In 1970, nearly 20% of all employed Americans possessed a sedentary job and 30% of those jobs required the use of high energy. In 2000, the amount of people who had light-duty jobs rose to 40%, while high-energy job roles plummeted to 20%.

The current study was led by Dr. Nithya Sukumar from the Warwick Medical School in the UK. Study researchers obtained data from questionnaires completed by 1,263 pregnant women. Participants were asked about their physical activity levels and their general emotional well-being. The questionnaires were completed during the first trimester and advanced stages of the second trimester of pregnancy.

After factoring in socio-economic status, body mass index (BMI), and age, researchers discovered that women who suffered from symptoms of depression were more likely to spend longer amounts of time being stationary.

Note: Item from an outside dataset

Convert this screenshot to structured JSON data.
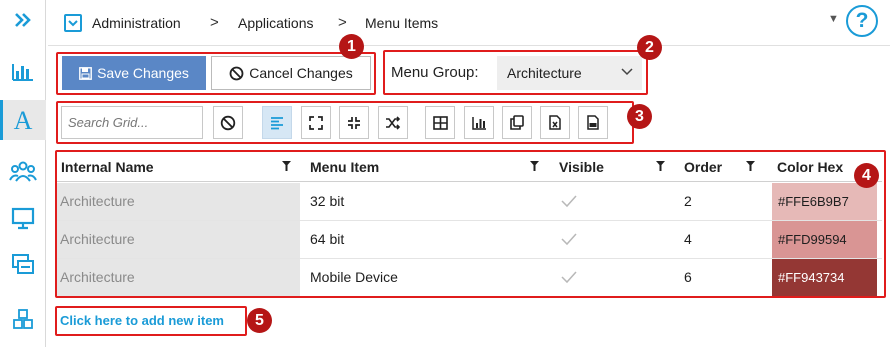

Researchers also found that women who remained inactive conducted less physical activity during their second trimester, which led to more weight gain between the first and second trimesters. The team discovered that at 28 weeks, inactive pregnant women had higher blood glucose levels, which increased their risk of developing gestational diabetes.

Based on the findings, Sukumar believes that earlier interventions in a pregnant woman’s cognitive health and well-being might help prevent physical deterioration in the later stages of pregnancy.

Sukumar also promotes physical activity for pregnant women in order to reduce the risk of diabetes. She suggests that gestational diabetes can escalate the risk of birth complications for both mother and child, so it’s imperative for pregnant women to reduce the time they spend sitting down.

Study co-author Dr. Ponnusamy Saravanan concludes that scheduling sitting breaks may be easier to implement during pregnancy more so than attempting to increase physical activity.

Sources for Today’s Article:

Newman, T., “Depression and Diabetes Linked to Sedentary Pregnancy,” Medical News Today web site, November 4, 2015;

Sukumar, N., et al., “Sitting down for long periods when pregnant linked to weight gain and depression,” presented at the Society for Endocrinology’s annual conference, November 2–4, 2015.